KQ: When you define a line, if you don't know that the line is continuous, how do you know it isn't missing points?
JG: A line does not consist of points. It is the concept of distance described by a path. The ability to determine distance came much later with the Pythagoreans. It was a monumental accomplishment.
KQ: Are your 'incommensurable quantities' on that line, in the sense that given point A on a line, and given that the line is say two units long, is there a point B that is sqrt(2) away from it?
JG: It's possible only if I think of sqrt(2) as a measurable length, which of course it's not. Therefore, it's not possible.
KQ: If not, then suppose the line intersected the circle at a point that was sqrt(2) away from one of the points, either inside the circle or outside? No intersection.
JG: First and foremost, *intersection* refers to the crossing or meeting of paths. It is not influenced whether a point is there or not.
KQ: The notion of path has no meaning if it doesn't include the notion that points lie on it, and that ALL points lie on that are between the two points the path connects.
JG: Of course it does. A path's chief attribute is describing the distance between two points, NOT THE POINTS BETWEEN THE TWO ENDPOINTS!
KQ: And even Euclid would say that a distance is a distance between two points. If they don't lie on the line, which even Euclid grants, then what points is he talking about?
JG: He is not talking about points, but about distance.
KQ: Don't you mean welldefined visualizations?
JG: No. Do you think Euclid imagined the visualisations first and then developed the theory? Absurd.
KQ: One of Euclid's famous constructions is the sqrt(2). The hypotenuse of a right triangle with sides of lengths 1 and 1 has a hypotenuse whose length is sqrt(2). So you can construct sqrt(2) as the length of a path, and yet sqrt(2) doesn't exist?
JG: Correct. sqrt(2) does not exist as a number.
KQ: So you discard all the lengths of hypotenuses that are irrational in length even though constructible?
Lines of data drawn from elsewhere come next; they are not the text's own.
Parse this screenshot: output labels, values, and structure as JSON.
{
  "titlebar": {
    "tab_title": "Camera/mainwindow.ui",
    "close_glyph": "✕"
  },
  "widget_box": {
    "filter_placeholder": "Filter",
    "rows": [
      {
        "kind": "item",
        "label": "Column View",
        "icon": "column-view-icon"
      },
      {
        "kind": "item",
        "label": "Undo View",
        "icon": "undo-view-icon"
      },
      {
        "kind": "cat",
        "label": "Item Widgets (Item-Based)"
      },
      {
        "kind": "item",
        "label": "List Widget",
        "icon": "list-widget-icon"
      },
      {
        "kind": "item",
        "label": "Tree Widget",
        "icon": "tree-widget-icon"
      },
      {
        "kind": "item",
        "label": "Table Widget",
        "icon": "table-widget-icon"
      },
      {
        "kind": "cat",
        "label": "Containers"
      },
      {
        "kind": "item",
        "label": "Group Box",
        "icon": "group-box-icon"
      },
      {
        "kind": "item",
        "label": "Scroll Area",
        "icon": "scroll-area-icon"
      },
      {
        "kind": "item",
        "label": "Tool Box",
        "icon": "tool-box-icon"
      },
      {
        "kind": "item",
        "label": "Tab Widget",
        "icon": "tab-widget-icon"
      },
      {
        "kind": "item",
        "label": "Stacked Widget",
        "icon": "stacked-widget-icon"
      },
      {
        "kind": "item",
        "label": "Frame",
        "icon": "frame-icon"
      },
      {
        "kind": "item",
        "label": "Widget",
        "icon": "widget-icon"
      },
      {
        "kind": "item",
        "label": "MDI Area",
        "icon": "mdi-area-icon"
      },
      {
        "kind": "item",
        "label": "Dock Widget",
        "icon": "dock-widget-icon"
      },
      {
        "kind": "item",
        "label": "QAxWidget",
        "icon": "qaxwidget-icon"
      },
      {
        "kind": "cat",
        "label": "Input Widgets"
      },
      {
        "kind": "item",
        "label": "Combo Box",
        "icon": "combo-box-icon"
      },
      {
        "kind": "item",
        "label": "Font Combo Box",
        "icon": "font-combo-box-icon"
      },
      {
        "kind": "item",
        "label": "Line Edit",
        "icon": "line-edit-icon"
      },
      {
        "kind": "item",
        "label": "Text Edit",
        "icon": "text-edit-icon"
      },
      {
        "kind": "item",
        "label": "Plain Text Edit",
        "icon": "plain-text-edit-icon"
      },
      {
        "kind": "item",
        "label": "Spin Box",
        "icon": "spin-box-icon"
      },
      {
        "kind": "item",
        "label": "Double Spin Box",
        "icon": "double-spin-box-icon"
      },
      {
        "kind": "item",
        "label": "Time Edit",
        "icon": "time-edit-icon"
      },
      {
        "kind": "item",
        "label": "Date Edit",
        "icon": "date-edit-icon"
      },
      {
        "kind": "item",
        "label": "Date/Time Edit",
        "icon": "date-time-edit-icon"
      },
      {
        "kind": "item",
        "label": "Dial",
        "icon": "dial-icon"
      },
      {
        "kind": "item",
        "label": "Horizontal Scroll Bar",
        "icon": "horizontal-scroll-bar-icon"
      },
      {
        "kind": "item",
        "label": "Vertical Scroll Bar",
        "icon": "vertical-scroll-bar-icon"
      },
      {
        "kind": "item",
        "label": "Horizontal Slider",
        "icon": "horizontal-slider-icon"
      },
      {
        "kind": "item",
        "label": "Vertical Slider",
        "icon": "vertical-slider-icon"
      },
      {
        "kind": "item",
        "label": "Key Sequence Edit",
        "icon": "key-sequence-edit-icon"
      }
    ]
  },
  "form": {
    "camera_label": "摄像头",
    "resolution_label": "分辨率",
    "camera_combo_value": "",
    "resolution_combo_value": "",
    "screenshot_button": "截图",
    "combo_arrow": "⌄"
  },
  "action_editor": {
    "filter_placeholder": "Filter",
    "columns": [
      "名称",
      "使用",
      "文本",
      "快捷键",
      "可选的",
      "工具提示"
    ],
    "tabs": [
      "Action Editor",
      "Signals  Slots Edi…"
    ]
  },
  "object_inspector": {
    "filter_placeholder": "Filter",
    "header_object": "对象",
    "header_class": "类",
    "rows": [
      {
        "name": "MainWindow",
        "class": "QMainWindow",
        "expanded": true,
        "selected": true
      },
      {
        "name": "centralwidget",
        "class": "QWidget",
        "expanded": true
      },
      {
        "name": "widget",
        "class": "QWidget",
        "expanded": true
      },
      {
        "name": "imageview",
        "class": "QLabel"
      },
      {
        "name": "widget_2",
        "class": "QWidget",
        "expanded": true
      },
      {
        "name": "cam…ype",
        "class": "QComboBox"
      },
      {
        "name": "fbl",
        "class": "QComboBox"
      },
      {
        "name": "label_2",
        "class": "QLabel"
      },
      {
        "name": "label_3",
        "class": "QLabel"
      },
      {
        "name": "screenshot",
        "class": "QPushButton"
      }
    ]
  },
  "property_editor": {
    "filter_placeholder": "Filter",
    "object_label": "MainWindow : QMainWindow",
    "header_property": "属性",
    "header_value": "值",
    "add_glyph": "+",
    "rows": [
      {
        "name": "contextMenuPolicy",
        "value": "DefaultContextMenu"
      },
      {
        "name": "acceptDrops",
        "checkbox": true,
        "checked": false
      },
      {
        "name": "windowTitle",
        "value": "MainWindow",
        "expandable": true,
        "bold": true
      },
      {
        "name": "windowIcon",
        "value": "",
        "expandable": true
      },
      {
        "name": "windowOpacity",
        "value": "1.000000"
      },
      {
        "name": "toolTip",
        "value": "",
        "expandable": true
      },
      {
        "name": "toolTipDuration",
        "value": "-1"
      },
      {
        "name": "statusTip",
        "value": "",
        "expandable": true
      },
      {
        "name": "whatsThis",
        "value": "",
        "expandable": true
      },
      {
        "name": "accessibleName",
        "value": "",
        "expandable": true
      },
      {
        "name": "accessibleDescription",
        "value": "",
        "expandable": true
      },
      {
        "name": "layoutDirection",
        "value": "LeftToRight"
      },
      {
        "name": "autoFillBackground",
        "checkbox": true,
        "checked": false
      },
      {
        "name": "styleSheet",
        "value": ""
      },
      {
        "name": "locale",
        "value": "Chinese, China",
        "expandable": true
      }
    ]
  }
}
JG: No. I realise they can be approximated.
KQ: You must then discard all crcles which have unit radii, since their circumferences have a length of pi, which is demonstrably (so I've been told) irrational.
JG: A magnitude is not a number. :)
KQ: In fact all circles unless their radii are some a/pi. But then the radii can't exist since they're irrational.
JG: A magnitude is not a number. :)
KQ: So your universe contains no circles. All your lines are porous.
JG: I don't think the term "porous" applies, because lines aren't made up of points.
KQ: The thread I'm referring to is called 'The New Calculus  The first and only rigorous formulation of calculus in human history' and was last updated on Feb. 16. I have only one post there. I would appreciate it if you would do me the favor of reading my post. If you get a chance.
The document in question was in NewCalculusAbstractPart1.pdf
The diagram in question was Fig. 1 and showed a curve with one point having the upperleft corner of a Trapezium touching it, so that what you call the variable side is tangent to the curve.
JG: You mean this:
KQ: I must be misunderstanding your usage of the term 'ordinate'.
Wikipedia gives the meaning I usually associate with the word, namely, ycoordinate of a point on the plane. Is that your use of the term?
JG: Yes.
KQ: If so, and in the case of the Trapezium you present, that is, where the variable side is tangent to some curve, you're saying this tangent line intersects the curve at exactly two points?
JG: NO. That is not a tangent line. It is a secant line that is parallel to the tangent line whose gradient is the mean value.
The variable side of the trapezium is the parallel secant line.